[The problem] Would you copy the lines below exactly and omit the images?

START Provided data

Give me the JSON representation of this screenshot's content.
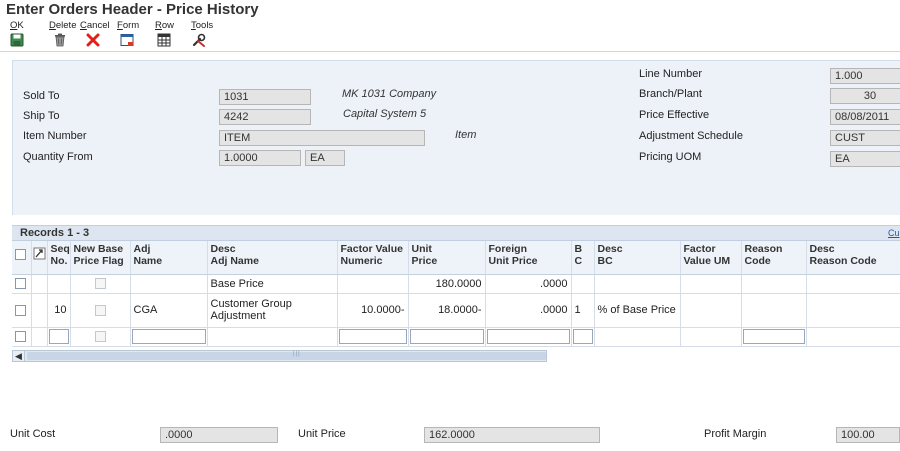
{
  "window": {
    "title": "Enter Orders Header - Price History"
  },
  "toolbar": {
    "ok": "OK",
    "delete": "Delete",
    "cancel": "Cancel",
    "form": "Form",
    "row": "Row",
    "tools": "Tools"
  },
  "header": {
    "sold_to": {
      "label": "Sold To",
      "value": "1031",
      "desc": "MK 1031 Company"
    },
    "ship_to": {
      "label": "Ship To",
      "value": "4242",
      "desc": "Capital System 5"
    },
    "item_number": {
      "label": "Item Number",
      "value": "ITEM",
      "desc": "Item"
    },
    "quantity_from": {
      "label": "Quantity From",
      "value": "1.0000",
      "uom": "EA"
    },
    "line_number": {
      "label": "Line Number",
      "value": "1.000"
    },
    "branch_plant": {
      "label": "Branch/Plant",
      "value": "30"
    },
    "price_effective": {
      "label": "Price Effective",
      "value": "08/08/2011"
    },
    "adjustment_schedule": {
      "label": "Adjustment Schedule",
      "value": "CUST"
    },
    "pricing_uom": {
      "label": "Pricing UOM",
      "value": "EA"
    }
  },
  "grid": {
    "records_label": "Records 1 - 3",
    "customize_link": "Cu",
    "columns": {
      "seq": [
        "Seq",
        "No."
      ],
      "new_base": [
        "New Base",
        "Price Flag"
      ],
      "adj": [
        "Adj",
        "Name"
      ],
      "desc_adj": [
        "Desc",
        "Adj Name"
      ],
      "factor_num": [
        "Factor Value",
        "Numeric"
      ],
      "unit_price": [
        "Unit",
        "Price"
      ],
      "foreign": [
        "Foreign",
        "Unit Price"
      ],
      "bc": [
        "B",
        "C"
      ],
      "desc_bc": [
        "Desc",
        "BC"
      ],
      "factor_um": [
        "Factor",
        "Value UM"
      ],
      "reason": [
        "Reason",
        "Code"
      ],
      "desc_reason": [
        "Desc",
        "Reason Code"
      ]
    },
    "rows": [
      {
        "seq": "",
        "adj": "",
        "desc": "Base Price",
        "factor": "",
        "unit_price": "180.0000",
        "foreign": ".0000",
        "bc": "",
        "desc_bc": "",
        "factor_um": "",
        "reason": "",
        "desc_reason": ""
      },
      {
        "seq": "10",
        "adj": "CGA",
        "desc": "Customer Group Adjustment",
        "factor": "10.0000-",
        "unit_price": "18.0000-",
        "foreign": ".0000",
        "bc": "1",
        "desc_bc": "% of Base Price",
        "factor_um": "",
        "reason": "",
        "desc_reason": ""
      }
    ]
  },
  "footer": {
    "unit_cost": {
      "label": "Unit Cost",
      "value": ".0000"
    },
    "unit_price": {
      "label": "Unit Price",
      "value": "162.0000"
    },
    "profit_margin": {
      "label": "Profit Margin",
      "value": "100.00"
    }
  },
  "colors": {
    "header_bg": "#edf2f8",
    "field_bg": "#e4e4e4",
    "cancel_red": "#e0201b",
    "link_blue": "#1f5aa6"
  }
}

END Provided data

[Task output]
Give me the JSON representation of this screenshot's content.
{
  "window": {
    "title": "Enter Orders Header - Price History"
  },
  "toolbar": {
    "ok": "OK",
    "delete": "Delete",
    "cancel": "Cancel",
    "form": "Form",
    "row": "Row",
    "tools": "Tools"
  },
  "header": {
    "sold_to": {
      "label": "Sold To",
      "value": "1031",
      "desc": "MK 1031 Company"
    },
    "ship_to": {
      "label": "Ship To",
      "value": "4242",
      "desc": "Capital System 5"
    },
    "item_number": {
      "label": "Item Number",
      "value": "ITEM",
      "desc": "Item"
    },
    "quantity_from": {
      "label": "Quantity From",
      "value": "1.0000",
      "uom": "EA"
    },
    "line_number": {
      "label": "Line Number",
      "value": "1.000"
    },
    "branch_plant": {
      "label": "Branch/Plant",
      "value": "30"
    },
    "price_effective": {
      "label": "Price Effective",
      "value": "08/08/2011"
    },
    "adjustment_schedule": {
      "label": "Adjustment Schedule",
      "value": "CUST"
    },
    "pricing_uom": {
      "label": "Pricing UOM",
      "value": "EA"
    }
  },
  "grid": {
    "records_label": "Records 1 - 3",
    "customize_link": "Cu",
    "columns": {
      "seq": [
        "Seq",
        "No."
      ],
      "new_base": [
        "New Base",
        "Price Flag"
      ],
      "adj": [
        "Adj",
        "Name"
      ],
      "desc_adj": [
        "Desc",
        "Adj Name"
      ],
      "factor_num": [
        "Factor Value",
        "Numeric"
      ],
      "unit_price": [
        "Unit",
        "Price"
      ],
      "foreign": [
        "Foreign",
        "Unit Price"
      ],
      "bc": [
        "B",
        "C"
      ],
      "desc_bc": [
        "Desc",
        "BC"
      ],
      "factor_um": [
        "Factor",
        "Value UM"
      ],
      "reason": [
        "Reason",
        "Code"
      ],
      "desc_reason": [
        "Desc",
        "Reason Code"
      ]
    },
    "rows": [
      {
        "seq": "",
        "adj": "",
        "desc": "Base Price",
        "factor": "",
        "unit_price": "180.0000",
        "foreign": ".0000",
        "bc": "",
        "desc_bc": "",
        "factor_um": "",
        "reason": "",
        "desc_reason": ""
      },
      {
        "seq": "10",
        "adj": "CGA",
        "desc": "Customer Group Adjustment",
        "factor": "10.0000-",
        "unit_price": "18.0000-",
        "foreign": ".0000",
        "bc": "1",
        "desc_bc": "% of Base Price",
        "factor_um": "",
        "reason": "",
        "desc_reason": ""
      }
    ]
  },
  "footer": {
    "unit_cost": {
      "label": "Unit Cost",
      "value": ".0000"
    },
    "unit_price": {
      "label": "Unit Price",
      "value": "162.0000"
    },
    "profit_margin": {
      "label": "Profit Margin",
      "value": "100.00"
    }
  },
  "colors": {
    "header_bg": "#edf2f8",
    "field_bg": "#e4e4e4",
    "cancel_red": "#e0201b",
    "link_blue": "#1f5aa6"
  }
}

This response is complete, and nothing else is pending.